Now, while my preferred choice for Jordan was Bradley Cooper, I think Warners and director Martin Campbell (of James Bond fame) made a very shrewd casting call by giving the part to Ryan Reynolds. While mostly known for his comedic timing, Reynolds has proven his dramatic mettle in such films as the AMITYVILLE HORROR remake and the more recent BURIED. Reynolds has that right blend to make Jordan fearless, and cocky because of it, which of course gets him in as much trouble as it does help his willpower as a Lantern. Surrounding him, like Chris Evans with CAPTAIN AMERICA, is a finely well rounded cast (Mark Strong as Sinestro!!!).

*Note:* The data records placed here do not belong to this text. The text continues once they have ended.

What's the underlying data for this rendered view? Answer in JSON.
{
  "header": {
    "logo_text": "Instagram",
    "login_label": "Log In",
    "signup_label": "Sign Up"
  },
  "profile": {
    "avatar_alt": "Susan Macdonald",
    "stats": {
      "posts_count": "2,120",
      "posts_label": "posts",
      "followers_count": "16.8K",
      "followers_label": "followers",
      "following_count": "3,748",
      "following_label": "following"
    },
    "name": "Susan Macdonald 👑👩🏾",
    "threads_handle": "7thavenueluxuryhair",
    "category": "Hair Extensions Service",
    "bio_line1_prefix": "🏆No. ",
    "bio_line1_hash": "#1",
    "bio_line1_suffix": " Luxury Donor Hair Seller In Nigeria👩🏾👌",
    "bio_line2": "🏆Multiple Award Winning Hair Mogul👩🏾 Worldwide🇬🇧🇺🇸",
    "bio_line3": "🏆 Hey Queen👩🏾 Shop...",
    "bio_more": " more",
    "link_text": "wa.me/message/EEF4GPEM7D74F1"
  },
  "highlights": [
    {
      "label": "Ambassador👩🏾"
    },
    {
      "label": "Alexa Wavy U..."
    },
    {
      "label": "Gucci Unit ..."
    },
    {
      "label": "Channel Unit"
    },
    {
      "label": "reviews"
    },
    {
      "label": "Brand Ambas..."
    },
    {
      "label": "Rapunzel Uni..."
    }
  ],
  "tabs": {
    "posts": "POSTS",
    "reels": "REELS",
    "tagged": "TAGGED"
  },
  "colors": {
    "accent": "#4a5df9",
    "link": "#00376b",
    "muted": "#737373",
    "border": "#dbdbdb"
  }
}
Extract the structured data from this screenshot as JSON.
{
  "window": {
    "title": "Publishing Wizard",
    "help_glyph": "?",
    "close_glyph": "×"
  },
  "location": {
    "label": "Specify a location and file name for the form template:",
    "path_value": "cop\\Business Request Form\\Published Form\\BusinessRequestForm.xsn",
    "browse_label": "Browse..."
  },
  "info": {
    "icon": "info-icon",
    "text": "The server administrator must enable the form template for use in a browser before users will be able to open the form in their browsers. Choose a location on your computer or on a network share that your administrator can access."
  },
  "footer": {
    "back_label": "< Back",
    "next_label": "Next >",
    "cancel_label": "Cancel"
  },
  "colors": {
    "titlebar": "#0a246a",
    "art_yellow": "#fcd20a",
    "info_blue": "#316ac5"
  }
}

Peter Sarsgaard, always a favorite actor of mine, gets his turn as a villain as Hector Hammond, and he looks grotesquely amazing from what I've seen thus far. Add the voice talents of the above-mentioned Geoffrey Rush as Tomar-Re and Michael Clarke Duncan (who better?) as Kilowog, Jordan's fellow Corpsmen, and you can bet that GREEN LANTERN is going to be the surprise hit of summer '11.